US asks Sudan to normalize ties with Israel in return for coming off terror list
The United States is pressing Sudan to establish diplomatic relations with the regime of Israel in return for removal of the Northeast African country from a US list of states that sponsor terrorism.
Three Sudanese government officials familiar with the matter, however, told Reuters news agency on Thursday that Khartoum is resisting the linkage of the two issues.
“Sudan has completed all the necessary conditions” an official said on condition of anonymity. “We expect to be removed from the list soon.”

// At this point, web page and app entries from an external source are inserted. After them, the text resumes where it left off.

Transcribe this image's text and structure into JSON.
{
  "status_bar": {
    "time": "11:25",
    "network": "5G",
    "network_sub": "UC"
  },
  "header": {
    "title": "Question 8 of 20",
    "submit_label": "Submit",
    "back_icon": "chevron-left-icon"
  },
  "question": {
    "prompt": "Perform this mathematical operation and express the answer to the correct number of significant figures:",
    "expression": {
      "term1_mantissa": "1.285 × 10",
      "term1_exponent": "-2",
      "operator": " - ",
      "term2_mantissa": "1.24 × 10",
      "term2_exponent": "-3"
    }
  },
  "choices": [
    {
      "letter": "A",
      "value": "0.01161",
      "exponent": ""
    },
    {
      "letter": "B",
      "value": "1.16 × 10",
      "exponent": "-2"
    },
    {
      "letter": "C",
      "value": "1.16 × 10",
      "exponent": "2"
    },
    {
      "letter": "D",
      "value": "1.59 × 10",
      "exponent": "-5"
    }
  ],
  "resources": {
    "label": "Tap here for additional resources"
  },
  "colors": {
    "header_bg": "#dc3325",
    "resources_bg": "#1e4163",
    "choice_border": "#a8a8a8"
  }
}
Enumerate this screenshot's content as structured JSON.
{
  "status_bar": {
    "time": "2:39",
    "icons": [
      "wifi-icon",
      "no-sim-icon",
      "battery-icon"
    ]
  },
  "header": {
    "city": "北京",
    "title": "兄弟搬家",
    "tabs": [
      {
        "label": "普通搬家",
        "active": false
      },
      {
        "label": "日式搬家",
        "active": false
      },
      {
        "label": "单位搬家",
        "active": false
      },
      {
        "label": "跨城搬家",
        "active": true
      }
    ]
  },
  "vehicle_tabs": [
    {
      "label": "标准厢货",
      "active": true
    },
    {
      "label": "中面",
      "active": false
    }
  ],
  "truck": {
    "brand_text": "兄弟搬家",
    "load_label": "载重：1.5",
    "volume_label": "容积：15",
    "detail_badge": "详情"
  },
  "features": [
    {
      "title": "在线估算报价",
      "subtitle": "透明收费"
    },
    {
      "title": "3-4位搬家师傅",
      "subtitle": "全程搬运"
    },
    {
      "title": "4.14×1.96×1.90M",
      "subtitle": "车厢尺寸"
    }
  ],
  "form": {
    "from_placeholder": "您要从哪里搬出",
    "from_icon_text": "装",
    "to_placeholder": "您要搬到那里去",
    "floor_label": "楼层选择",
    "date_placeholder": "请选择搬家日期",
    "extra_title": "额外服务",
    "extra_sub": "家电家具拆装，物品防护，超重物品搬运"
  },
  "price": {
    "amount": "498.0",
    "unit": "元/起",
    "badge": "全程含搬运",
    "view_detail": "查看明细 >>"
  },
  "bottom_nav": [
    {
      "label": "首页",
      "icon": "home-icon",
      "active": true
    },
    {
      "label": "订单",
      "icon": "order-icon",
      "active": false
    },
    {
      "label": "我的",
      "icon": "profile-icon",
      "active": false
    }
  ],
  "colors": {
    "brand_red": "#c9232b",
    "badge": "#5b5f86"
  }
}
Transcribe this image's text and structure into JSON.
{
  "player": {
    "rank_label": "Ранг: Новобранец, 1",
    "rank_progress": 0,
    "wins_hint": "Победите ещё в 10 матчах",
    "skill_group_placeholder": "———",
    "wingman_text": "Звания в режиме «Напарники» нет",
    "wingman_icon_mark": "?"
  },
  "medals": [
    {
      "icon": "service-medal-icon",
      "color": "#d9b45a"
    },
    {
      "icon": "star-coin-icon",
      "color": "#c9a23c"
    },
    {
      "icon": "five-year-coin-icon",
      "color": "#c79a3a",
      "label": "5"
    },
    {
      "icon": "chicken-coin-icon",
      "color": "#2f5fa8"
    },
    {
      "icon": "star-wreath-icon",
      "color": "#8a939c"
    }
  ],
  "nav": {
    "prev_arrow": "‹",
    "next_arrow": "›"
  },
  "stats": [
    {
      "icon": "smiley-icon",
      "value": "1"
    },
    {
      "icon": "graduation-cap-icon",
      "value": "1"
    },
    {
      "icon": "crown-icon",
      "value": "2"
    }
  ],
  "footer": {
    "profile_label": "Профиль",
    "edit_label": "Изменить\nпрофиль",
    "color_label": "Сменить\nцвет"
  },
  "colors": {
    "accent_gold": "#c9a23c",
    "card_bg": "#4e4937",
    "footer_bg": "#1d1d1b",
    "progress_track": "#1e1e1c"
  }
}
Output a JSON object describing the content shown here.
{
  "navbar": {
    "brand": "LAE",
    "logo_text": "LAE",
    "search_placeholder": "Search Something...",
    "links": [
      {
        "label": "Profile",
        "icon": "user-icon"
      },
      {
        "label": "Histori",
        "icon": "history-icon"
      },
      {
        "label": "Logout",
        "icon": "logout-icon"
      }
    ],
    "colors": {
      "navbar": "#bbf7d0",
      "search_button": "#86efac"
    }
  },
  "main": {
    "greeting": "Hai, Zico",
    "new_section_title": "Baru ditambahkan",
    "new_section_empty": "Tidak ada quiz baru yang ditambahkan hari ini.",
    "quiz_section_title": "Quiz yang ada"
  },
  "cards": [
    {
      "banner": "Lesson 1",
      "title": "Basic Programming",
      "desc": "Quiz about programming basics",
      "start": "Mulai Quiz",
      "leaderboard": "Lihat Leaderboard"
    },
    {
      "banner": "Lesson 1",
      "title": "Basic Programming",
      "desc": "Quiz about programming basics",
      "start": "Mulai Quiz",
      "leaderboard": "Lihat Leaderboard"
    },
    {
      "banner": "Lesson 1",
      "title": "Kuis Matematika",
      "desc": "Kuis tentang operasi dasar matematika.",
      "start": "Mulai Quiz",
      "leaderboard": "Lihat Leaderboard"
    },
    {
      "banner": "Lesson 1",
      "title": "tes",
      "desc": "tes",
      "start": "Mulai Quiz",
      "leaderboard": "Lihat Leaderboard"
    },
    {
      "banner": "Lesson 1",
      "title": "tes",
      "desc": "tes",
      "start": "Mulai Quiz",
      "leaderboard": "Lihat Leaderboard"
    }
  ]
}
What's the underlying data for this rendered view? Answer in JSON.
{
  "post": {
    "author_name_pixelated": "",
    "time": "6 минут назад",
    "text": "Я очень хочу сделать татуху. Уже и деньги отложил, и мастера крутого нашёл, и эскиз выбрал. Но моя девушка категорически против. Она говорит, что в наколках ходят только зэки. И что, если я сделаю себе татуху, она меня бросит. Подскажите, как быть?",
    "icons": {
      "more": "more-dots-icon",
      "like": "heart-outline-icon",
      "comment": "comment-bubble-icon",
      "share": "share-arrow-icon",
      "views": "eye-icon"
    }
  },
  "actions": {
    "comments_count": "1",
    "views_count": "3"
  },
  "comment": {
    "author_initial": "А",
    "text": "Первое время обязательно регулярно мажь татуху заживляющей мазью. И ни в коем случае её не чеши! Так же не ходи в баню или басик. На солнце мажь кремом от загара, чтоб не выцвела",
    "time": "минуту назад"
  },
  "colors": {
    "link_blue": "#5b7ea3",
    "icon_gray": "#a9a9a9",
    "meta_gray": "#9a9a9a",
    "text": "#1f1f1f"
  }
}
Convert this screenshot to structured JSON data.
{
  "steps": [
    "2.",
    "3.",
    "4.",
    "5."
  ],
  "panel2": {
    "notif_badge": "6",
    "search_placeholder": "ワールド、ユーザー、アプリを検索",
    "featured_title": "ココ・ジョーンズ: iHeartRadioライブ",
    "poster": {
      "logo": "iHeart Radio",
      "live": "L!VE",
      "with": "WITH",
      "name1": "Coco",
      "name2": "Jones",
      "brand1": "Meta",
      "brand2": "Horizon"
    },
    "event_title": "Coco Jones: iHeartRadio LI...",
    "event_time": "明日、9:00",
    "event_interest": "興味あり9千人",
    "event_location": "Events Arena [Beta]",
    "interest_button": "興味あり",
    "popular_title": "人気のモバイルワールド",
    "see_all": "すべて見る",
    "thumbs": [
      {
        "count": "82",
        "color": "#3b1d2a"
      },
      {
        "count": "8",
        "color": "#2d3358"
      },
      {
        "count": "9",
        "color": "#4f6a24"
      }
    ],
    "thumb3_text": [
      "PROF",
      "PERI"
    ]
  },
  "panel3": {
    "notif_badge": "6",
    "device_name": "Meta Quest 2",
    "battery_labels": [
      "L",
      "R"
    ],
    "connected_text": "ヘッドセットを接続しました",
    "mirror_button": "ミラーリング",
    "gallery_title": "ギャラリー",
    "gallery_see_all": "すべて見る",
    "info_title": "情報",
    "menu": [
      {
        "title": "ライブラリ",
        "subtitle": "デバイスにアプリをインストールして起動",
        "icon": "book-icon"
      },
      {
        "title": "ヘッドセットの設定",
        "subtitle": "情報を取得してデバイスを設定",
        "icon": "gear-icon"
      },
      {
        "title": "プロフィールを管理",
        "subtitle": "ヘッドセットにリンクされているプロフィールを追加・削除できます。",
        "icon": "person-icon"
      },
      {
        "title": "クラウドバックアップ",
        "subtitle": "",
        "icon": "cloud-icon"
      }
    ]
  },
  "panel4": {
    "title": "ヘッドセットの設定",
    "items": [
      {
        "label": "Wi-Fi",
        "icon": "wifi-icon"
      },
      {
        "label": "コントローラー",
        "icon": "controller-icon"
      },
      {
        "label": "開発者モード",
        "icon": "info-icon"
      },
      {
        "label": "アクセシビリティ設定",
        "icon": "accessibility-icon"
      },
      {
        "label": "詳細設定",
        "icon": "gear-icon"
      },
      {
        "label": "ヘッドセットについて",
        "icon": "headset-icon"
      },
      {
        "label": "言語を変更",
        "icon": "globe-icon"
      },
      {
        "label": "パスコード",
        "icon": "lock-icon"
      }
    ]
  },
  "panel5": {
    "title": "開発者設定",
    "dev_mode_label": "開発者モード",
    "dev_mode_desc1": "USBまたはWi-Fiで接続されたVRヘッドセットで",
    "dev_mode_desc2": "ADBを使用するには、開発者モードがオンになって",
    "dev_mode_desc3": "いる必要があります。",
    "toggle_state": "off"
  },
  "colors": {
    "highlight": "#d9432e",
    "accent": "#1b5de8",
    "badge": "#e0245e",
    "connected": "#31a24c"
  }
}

Back in 1993, the US designated Sudan as a state sponsor of terrorism, cutting it off from financial markets and strangling its economy over allegations that the government of former longtime leader Omar al-Bashir was supporting “terrorism.”
Sudan’s interim government took power last year after Bashir was overthrown by the army following mass popular protests. It is set to remain in office until elections in 2022.
Sudanese officials argue that their country’s designation as a state sponsor of terrorism is now undeserved as Bashir's regime has been toppled, and Sudan has cooperated with the US on counter-terrorism ever since.
Earlier this week, US officials indicated during talks with Chairman of the Sovereignty Council of Sudan, General Abdel Fattah al-Burhan, that they want Khartoum to follow the United Arab Emirates (UAE) and Bahrain in establishment of ties with the Tel Aviv regime.
“Sudan made clear to the American side that there is no relationship between removing Sudan from the terror list and exploring relations with Israel,” another Sudanese government source stated.
Even if a normalization deal is struck between Sudan and Israel, the US Congress must still pass a necessary legislation to restore Sudan's sovereign immunity.
Sudan wants the legislation passed before it reaches a $335 million financial settlement with victims of al-Qaeda terror attacks on US embassies in Kenya and Tanzania in 1998.
Sudan's lawyers in the United States said it had already paid an additional $72 million to victims of the families of 17 US sailors, who were killed during an attack on the USS Cole while it was docked in Yemen’s Aden Port in 2000. The attack was apparently sponsored by slain al-Qaeda founder Osama bin Laden who was living in Sudan prior to the attack.